++++ Task input

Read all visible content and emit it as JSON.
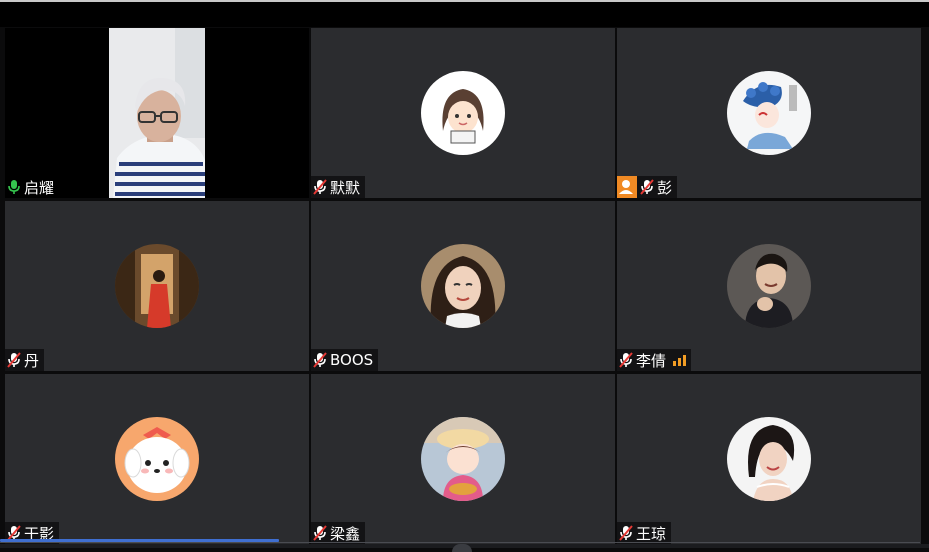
{
  "participants": [
    {
      "name": "启耀",
      "muted": false,
      "video": true
    },
    {
      "name": "默默",
      "muted": true,
      "video": false
    },
    {
      "name": "彭",
      "muted": true,
      "video": false,
      "badge": "person-icon"
    },
    {
      "name": "丹",
      "muted": true,
      "video": false
    },
    {
      "name": "BOOS",
      "muted": true,
      "video": false
    },
    {
      "name": "李倩",
      "muted": true,
      "video": false,
      "signal": "signal-bars-icon"
    },
    {
      "name": "干影",
      "muted": true,
      "video": false
    },
    {
      "name": "梁鑫",
      "muted": true,
      "video": false
    },
    {
      "name": "王琼",
      "muted": true,
      "video": false
    }
  ],
  "colors": {
    "tile_bg": "#2b2c2f",
    "active_speaker_border": "#2f8a3f",
    "badge_orange": "#f08a24",
    "signal_orange": "#f29d25",
    "progress_blue": "#3f6fd1"
  },
  "icons": {
    "mic_on": "mic-icon",
    "mic_off": "mic-muted-icon"
  }
}
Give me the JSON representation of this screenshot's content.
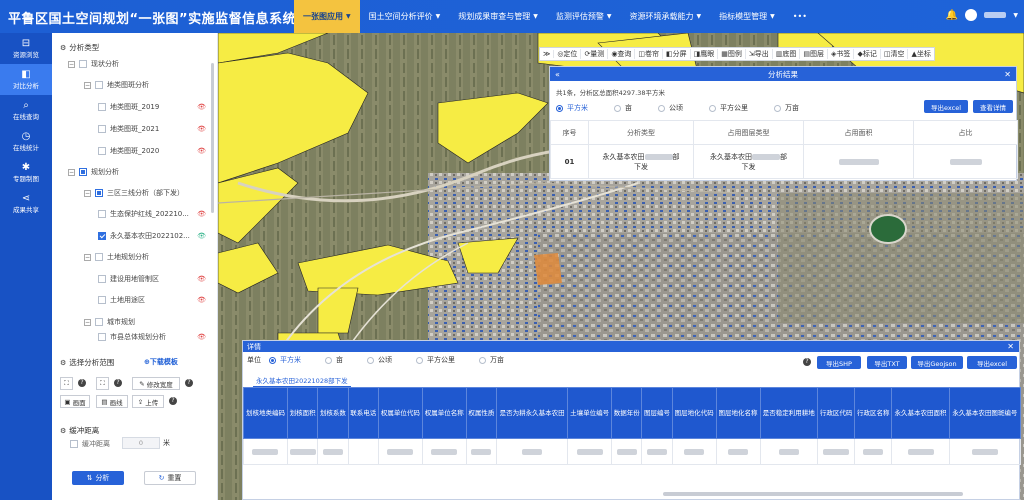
{
  "header": {
    "title": "平鲁区国土空间规划“一张图”实施监督信息系统",
    "nav": [
      {
        "label": "一张图应用",
        "caret": "▼",
        "active": true
      },
      {
        "label": "国土空间分析评价",
        "caret": "▼",
        "active": false
      },
      {
        "label": "规划成果审查与管理",
        "caret": "▼",
        "active": false
      },
      {
        "label": "监测评估预警",
        "caret": "▼",
        "active": false
      },
      {
        "label": "资源环境承载能力",
        "caret": "▼",
        "active": false
      },
      {
        "label": "指标模型管理",
        "caret": "▼",
        "active": false
      },
      {
        "label": "•••",
        "caret": "",
        "active": false
      }
    ],
    "bell": "🔔",
    "user_caret": "▼"
  },
  "rail": [
    {
      "icon": "⊟",
      "label": "资源浏览",
      "active": false
    },
    {
      "icon": "◧",
      "label": "对比分析",
      "active": true
    },
    {
      "icon": "⌕",
      "label": "在线查询",
      "active": false
    },
    {
      "icon": "◷",
      "label": "在线统计",
      "active": false
    },
    {
      "icon": "✱",
      "label": "专题制图",
      "active": false
    },
    {
      "icon": "⋖",
      "label": "成果共享",
      "active": false
    }
  ],
  "left_panel": {
    "analysis_type": "分析类型",
    "tree": {
      "status_quo": "现状分析",
      "landuse_analysis": "地类图斑分析",
      "landuse_2019": "地类图斑_2019",
      "landuse_2021": "地类图斑_2021",
      "landuse_2020": "地类图斑_2020",
      "planning": "规划分析",
      "three_zones": "三区三线分析（部下发）",
      "eco_redline": "生态保护红线_202210...",
      "farmland": "永久基本农田2022102...",
      "land_plan": "土地规划分析",
      "construction_zone": "建设用地管制区",
      "land_use_zone": "土地用途区",
      "city_plan": "城市规划",
      "city_master": "市县总体规划分析"
    },
    "eye_icon": "👁",
    "toggle_minus": "−",
    "select_range": "选择分析范围",
    "download_template": "⊕下载模板",
    "edit_width": "修改宽度",
    "draw_polygon": "画面",
    "draw_line": "画线",
    "upload": "上传",
    "question": "?",
    "buffer_title": "缓冲距离",
    "buffer_distance": "缓冲距离",
    "buffer_value": "0",
    "buffer_unit": "米",
    "analyze": "分析",
    "reset": "重置"
  },
  "map_toolbar": [
    "≫",
    "◎定位",
    "⟳量测",
    "◉查询",
    "◫卷帘",
    "◧分屏",
    "◨鹰眼",
    "▦图例",
    "⇲导出",
    "▥底图",
    "▤图层",
    "◈书签",
    "◆标记",
    "◫清空",
    "▲坐标"
  ],
  "result_panel": {
    "title": "分析结果",
    "collapse": "«",
    "close": "✕",
    "summary": "共1条，分析区总面积4297.38平方米",
    "units": [
      {
        "label": "平方米",
        "selected": true
      },
      {
        "label": "亩",
        "selected": false
      },
      {
        "label": "公顷",
        "selected": false
      },
      {
        "label": "平方公里",
        "selected": false
      },
      {
        "label": "万亩",
        "selected": false
      }
    ],
    "export_excel": "导出excel",
    "view_detail": "查看详情",
    "columns": [
      "序号",
      "分析类型",
      "占用图层类型",
      "占用面积",
      "占比"
    ],
    "rows": [
      {
        "index": "01",
        "type_a": "永久基本农田",
        "type_b": "部",
        "type_c": "下发",
        "layer_a": "永久基本农田",
        "layer_b": "部",
        "layer_c": "下发"
      }
    ]
  },
  "detail_panel": {
    "title": "详情",
    "close": "✕",
    "unit_label": "单位",
    "units": [
      {
        "label": "平方米",
        "selected": true
      },
      {
        "label": "亩",
        "selected": false
      },
      {
        "label": "公顷",
        "selected": false
      },
      {
        "label": "平方公里",
        "selected": false
      },
      {
        "label": "万亩",
        "selected": false
      }
    ],
    "question": "?",
    "export_shp": "导出SHP",
    "export_txt": "导出TXT",
    "export_geojson": "导出Geojson",
    "export_excel": "导出excel",
    "tab": "永久基本农田20221028部下发",
    "columns": [
      "划核地类编码",
      "划核面积",
      "划核系数",
      "联系电话",
      "权属单位代码",
      "权属单位名称",
      "权属性质",
      "是否为耕永久基本农田",
      "土壤单位编号",
      "数据年份",
      "图层编号",
      "图层地化代码",
      "图层地化名称",
      "是否稳定利用耕地",
      "行政区代码",
      "行政区名称",
      "永久基本农田面积",
      "永久基本农田图斑编号"
    ]
  }
}
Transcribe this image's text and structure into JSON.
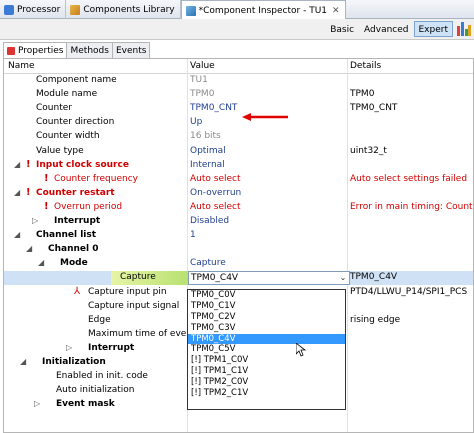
{
  "tabs": [
    {
      "label": "Processor",
      "icon": "processor-icon",
      "close": false
    },
    {
      "label": "Components Library",
      "icon": "library-icon",
      "close": false
    },
    {
      "label": "*Component Inspector - TU1",
      "icon": "inspector-icon",
      "close": true
    }
  ],
  "modes": [
    "Basic",
    "Advanced",
    "Expert"
  ],
  "active_mode": "Expert",
  "inner_tabs": [
    "Properties",
    "Methods",
    "Events"
  ],
  "columns": {
    "name": "Name",
    "value": "Value",
    "details": "Details"
  },
  "rows": [
    {
      "name": "Component name",
      "value": "TU1",
      "details": "",
      "indent": 32,
      "vstyle": "grey"
    },
    {
      "name": "Module name",
      "value": "TPM0",
      "details": "TPM0",
      "indent": 32,
      "vstyle": "grey"
    },
    {
      "name": "Counter",
      "value": "TPM0_CNT",
      "details": "TPM0_CNT",
      "indent": 32
    },
    {
      "name": "Counter direction",
      "value": "Up",
      "details": "",
      "indent": 32
    },
    {
      "name": "Counter width",
      "value": "16 bits",
      "details": "",
      "indent": 32,
      "vstyle": "grey"
    },
    {
      "name": "Value type",
      "value": "Optimal",
      "details": "uint32_t",
      "indent": 32
    },
    {
      "name": "Input clock source",
      "value": "Internal",
      "details": "",
      "indent": 32,
      "expand": "open",
      "bang": true,
      "nstyle": "red bold"
    },
    {
      "name": "Counter frequency",
      "value": "Auto select",
      "details": "Auto select settings failed",
      "indent": 50,
      "bang": true,
      "nstyle": "red",
      "vstyle": "red",
      "dstyle": "red"
    },
    {
      "name": "Counter restart",
      "value": "On-overrun",
      "details": "",
      "indent": 32,
      "expand": "open",
      "bang": true,
      "nstyle": "red bold"
    },
    {
      "name": "Overrun period",
      "value": "Auto select",
      "details": "Error in main timing: Counter",
      "indent": 50,
      "bang": true,
      "nstyle": "red",
      "vstyle": "red",
      "dstyle": "red"
    },
    {
      "name": "Interrupt",
      "value": "Disabled",
      "details": "",
      "indent": 50,
      "expand": "closed",
      "nstyle": "bold"
    },
    {
      "name": "Channel list",
      "value": "1",
      "details": "",
      "indent": 32,
      "expand": "open",
      "nstyle": "bold"
    },
    {
      "name": "Channel 0",
      "value": "",
      "details": "",
      "indent": 44,
      "expand": "open",
      "nstyle": "bold"
    },
    {
      "name": "Mode",
      "value": "Capture",
      "details": "",
      "indent": 56,
      "expand": "open",
      "nstyle": "bold"
    },
    {
      "name": "Capture",
      "value": "TPM0_C4V",
      "details": "TPM0_C4V",
      "indent": 116,
      "selected": true
    },
    {
      "name": "Capture input pin",
      "value": "",
      "details": "PTD4/LLWU_P14/SPI1_PCS",
      "indent": 84,
      "pin": true
    },
    {
      "name": "Capture input signal",
      "value": "",
      "details": "",
      "indent": 84
    },
    {
      "name": "Edge",
      "value": "",
      "details": "rising edge",
      "indent": 84
    },
    {
      "name": "Maximum time of event",
      "value": "",
      "details": "",
      "indent": 84
    },
    {
      "name": "Interrupt",
      "value": "",
      "details": "",
      "indent": 84,
      "expand": "closed",
      "nstyle": "bold"
    },
    {
      "name": "Initialization",
      "value": "",
      "details": "",
      "indent": 38,
      "expand": "open",
      "nstyle": "bold"
    },
    {
      "name": "Enabled in init. code",
      "value": "",
      "details": "",
      "indent": 52
    },
    {
      "name": "Auto initialization",
      "value": "",
      "details": "",
      "indent": 52
    },
    {
      "name": "Event mask",
      "value": "",
      "details": "",
      "indent": 52,
      "expand": "closed",
      "nstyle": "bold"
    }
  ],
  "dropdown": {
    "options": [
      "TPM0_C0V",
      "TPM0_C1V",
      "TPM0_C2V",
      "TPM0_C3V",
      "TPM0_C4V",
      "TPM0_C5V",
      "[!] TPM1_C0V",
      "[!] TPM1_C1V",
      "[!] TPM2_C0V",
      "[!] TPM2_C1V"
    ],
    "highlighted": "TPM0_C4V"
  },
  "colors": {
    "selection": "#3399ff",
    "error": "#d10000",
    "value_text": "#1f3f8f",
    "annotation_arrow": "#e00000"
  }
}
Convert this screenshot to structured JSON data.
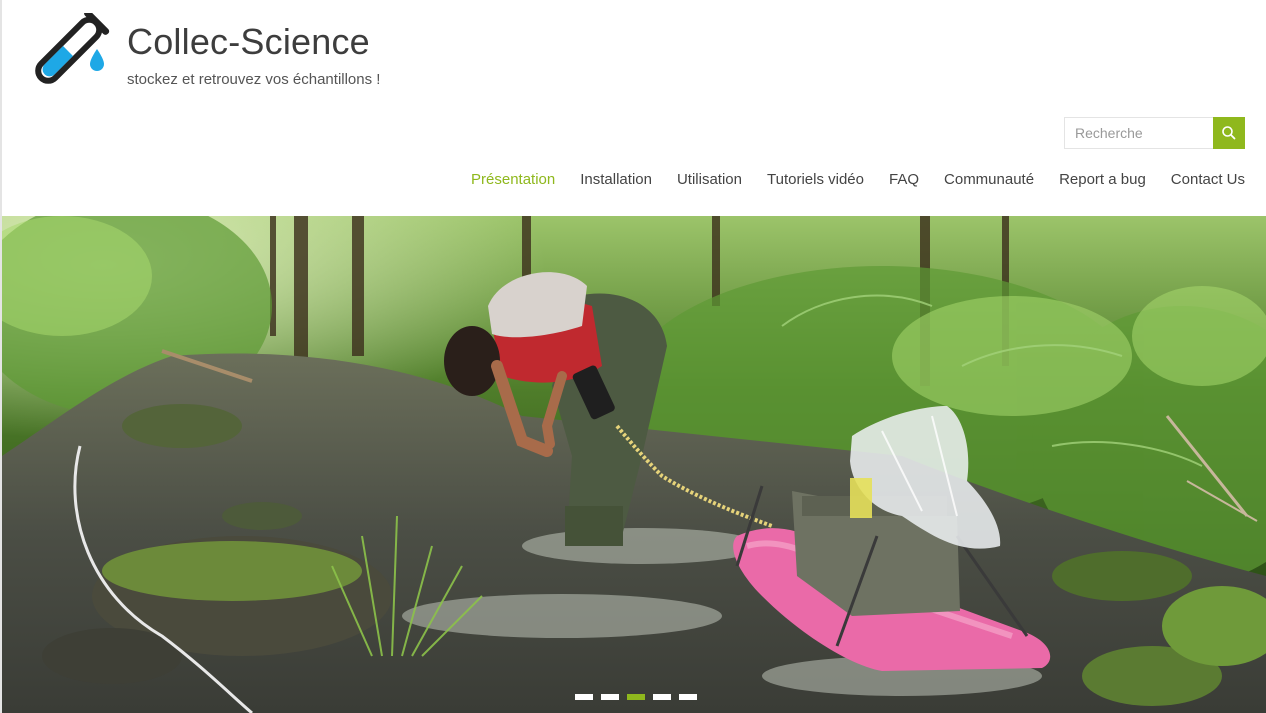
{
  "site": {
    "title": "Collec-Science",
    "tagline": "stockez et retrouvez vos échantillons !",
    "brand_color": "#8fb81d",
    "logo_icon": "test-tube-icon"
  },
  "search": {
    "placeholder": "Recherche",
    "button_icon": "search-icon"
  },
  "nav": {
    "items": [
      {
        "label": "Présentation",
        "active": true
      },
      {
        "label": "Installation"
      },
      {
        "label": "Utilisation"
      },
      {
        "label": "Tutoriels vidéo"
      },
      {
        "label": "FAQ"
      },
      {
        "label": "Communauté"
      },
      {
        "label": "Report a bug"
      },
      {
        "label": "Contact Us"
      }
    ]
  },
  "slider": {
    "slide_count": 5,
    "active_slide": 3,
    "image": "field-sampling-stream-photo"
  }
}
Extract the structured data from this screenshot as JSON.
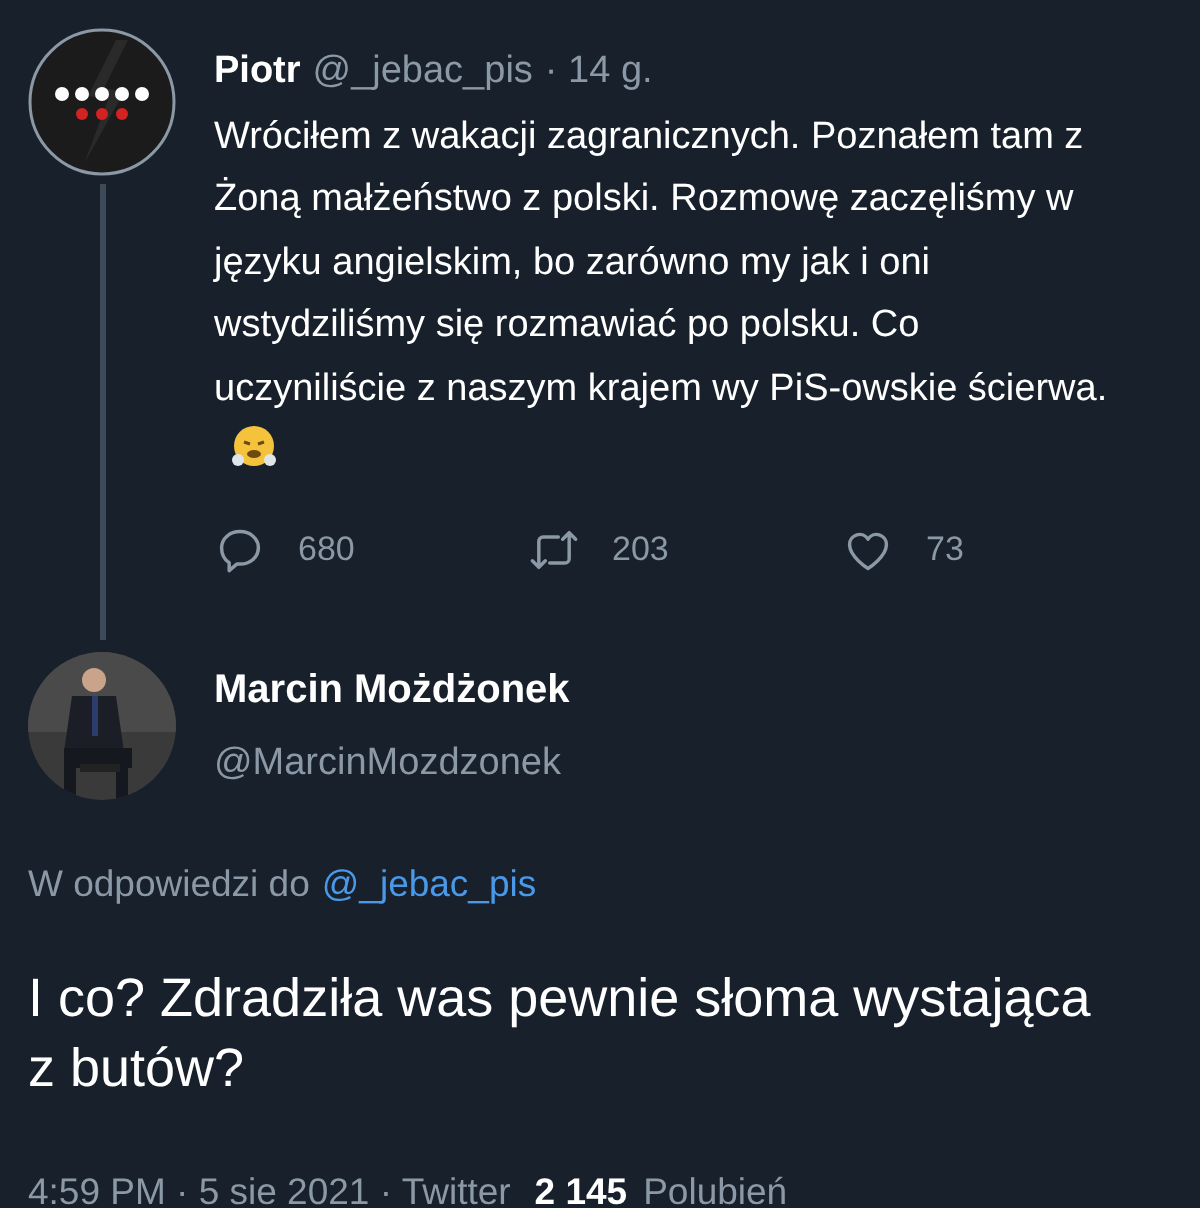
{
  "tweet": {
    "name": "Piotr",
    "handle": "@_jebac_pis",
    "time": "· 14 g.",
    "text": "Wróciłem z wakacji zagranicznych. Poznałem tam z Żoną małżeństwo z polski. Rozmowę zaczęliśmy w języku angielskim, bo zarówno my jak i oni wstydziliśmy się rozmawiać po polsku. Co uczyniliście z naszym krajem wy PiS-owskie ścierwa.",
    "actions": [
      {
        "kind": "reply",
        "count": "680"
      },
      {
        "kind": "retweet",
        "count": "203"
      },
      {
        "kind": "like",
        "count": "73"
      }
    ]
  },
  "reply": {
    "name": "Marcin Możdżonek",
    "handle": "@MarcinMozdzonek",
    "in_reply_prefix": "W odpowiedzi do",
    "in_reply_handle": "@_jebac_pis",
    "text": "I co? Zdradziła was pewnie słoma wystająca z butów?",
    "meta": "4:59 PM · 5 sie 2021 · Twitter",
    "likes_count": "2 145",
    "likes_label": "Polubień"
  }
}
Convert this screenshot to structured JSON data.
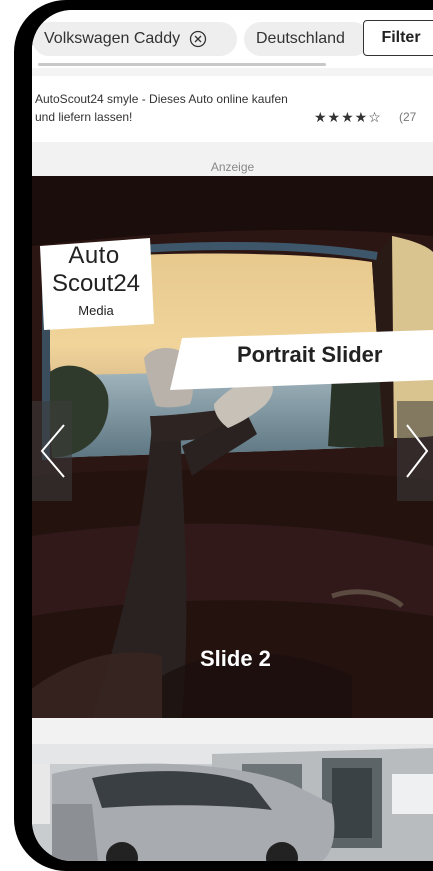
{
  "filters": {
    "chip1": "Volkswagen Caddy",
    "chip2": "Deutschland",
    "filter_button": "Filter"
  },
  "listing": {
    "text": "AutoScout24 smyle - Dieses Auto online kaufen und liefern lassen!",
    "stars": "★★★★☆",
    "rating_count": "(27"
  },
  "ad": {
    "label": "Anzeige",
    "logo_line1": "Auto",
    "logo_line2": "Scout24",
    "logo_line3": "Media",
    "headline": "Portrait Slider",
    "slide_label": "Slide 2"
  },
  "colors": {
    "chip_bg": "#eeeeee",
    "slider_bg": "#1a0f0e"
  }
}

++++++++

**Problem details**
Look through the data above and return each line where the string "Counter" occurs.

**Answer section**
      "name": "Counter",
      "name": "Counter direction",
      "name": "Counter width",
      "name": "Counter frequency",
      "name": "Counter restart",
      "details": "Error in main timing: Counter",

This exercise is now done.